**WHAT IS EXPECTED:** Every entry that follows should be reproduced exactly.

Items from an interface collection
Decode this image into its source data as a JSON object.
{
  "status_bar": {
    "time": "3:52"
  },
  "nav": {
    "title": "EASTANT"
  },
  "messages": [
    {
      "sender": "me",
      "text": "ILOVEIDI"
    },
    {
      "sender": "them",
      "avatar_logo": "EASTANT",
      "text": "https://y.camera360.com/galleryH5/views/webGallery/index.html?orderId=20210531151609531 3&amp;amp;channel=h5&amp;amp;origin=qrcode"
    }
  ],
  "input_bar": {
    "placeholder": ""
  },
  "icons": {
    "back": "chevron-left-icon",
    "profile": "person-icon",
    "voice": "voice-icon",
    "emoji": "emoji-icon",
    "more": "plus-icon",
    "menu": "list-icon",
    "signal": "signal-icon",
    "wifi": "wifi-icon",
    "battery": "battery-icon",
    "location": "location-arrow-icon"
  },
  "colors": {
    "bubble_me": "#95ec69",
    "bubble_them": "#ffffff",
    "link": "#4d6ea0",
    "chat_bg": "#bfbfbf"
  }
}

**RESPONSE FOR THIS EXERCISE:**
Decode this image into its source data as a JSON object.
{
  "status_bar": {
    "time": "3:52"
  },
  "nav": {
    "title": "EASTANT"
  },
  "messages": [
    {
      "sender": "me",
      "text": "ILOVEIDI"
    },
    {
      "sender": "them",
      "avatar_logo": "EASTANT",
      "text": "https://y.camera360.com/galleryH5/views/webGallery/index.html?orderId=20210531151609531 3&amp;amp;channel=h5&amp;amp;origin=qrcode"
    }
  ],
  "input_bar": {
    "placeholder": ""
  },
  "icons": {
    "back": "chevron-left-icon",
    "profile": "person-icon",
    "voice": "voice-icon",
    "emoji": "emoji-icon",
    "more": "plus-icon",
    "menu": "list-icon",
    "signal": "signal-icon",
    "wifi": "wifi-icon",
    "battery": "battery-icon",
    "location": "location-arrow-icon"
  },
  "colors": {
    "bubble_me": "#95ec69",
    "bubble_them": "#ffffff",
    "link": "#4d6ea0",
    "chat_bg": "#bfbfbf"
  }
}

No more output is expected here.